  • Tsukamoto, Shunichiro, Yokohama City University Graduate School of Medicine Department of Medical Science and Cardiorenal Medicine, Yokohama, Japan
  • Taguchi, Shinya, Yokohama City University Graduate School of Medicine Department of Medical Science and Cardiorenal Medicine, Yokohama, Japan
  • Suzuki, Toru, Yokohama City University Graduate School of Medicine Department of Medical Science and Cardiorenal Medicine, Yokohama, Japan
  • Azushima, Kengo, Yokohama City University Graduate School of Medicine Department of Medical Science and Cardiorenal Medicine, Yokohama, Japan
  • Tamura, Kouichi, Yokohama City University Graduate School of Medicine Department of Medical Science and Cardiorenal Medicine, Yokohama, Japan
Background

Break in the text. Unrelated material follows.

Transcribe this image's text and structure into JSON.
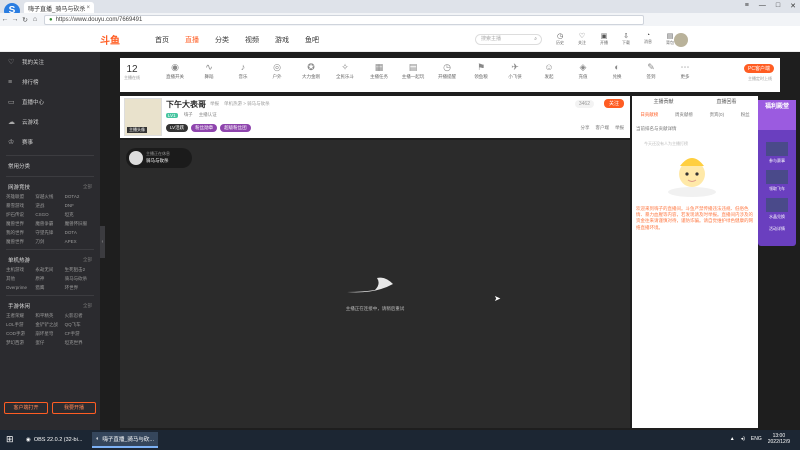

The kidneys are one of the most susceptible organs to age-associated impairments. Recently, although renal aging research has been extensively performed, appropriate models of renal aging are still limited. Generally, renal aging is strongly associated with renal fibrosis, which is the final common pathway of chronic kidney disease. Aristolochic acid (AA), a renal toxic agent, causes aristolochic acid nephropathy (AAN) characterized by progressive renal fibrosis and functional decline. Here, we examined the potential of AAN as a model of renal senescence using chronic AA administrations into C57BL/6 mice.

Methods

8-week-old male C57BL/6 mice were assigned to AA or vehicle control group after 1-week acclimatization. Mice were intraperitoneally administered with AA (3mg/kg) or vehicle (75% dimethyl sulfoxide) twice a week for 4 weeks, followed by a 4-week recovery period.

Results

Compared to controls, the AA group showed aged kidney-like phenotypes such as renal atrophy, renal functional decline, and tubulointerstitial fibrosis. In addition, AA provoked cellular senescence specifically in the kidneys, concomitant with an increase in renal p16 mRNA expression and senescence-associated β-galactosidase activity. Additionally, AA-induced mice exhibited proximal tubular mitochondrial abnormalities, followed by accumulation of reactive oxygen species.

Conclusion

Collectively, the results of the present study indicates that AAN partially mimics aged kidney and could become a useful mouse model for kidney aging research.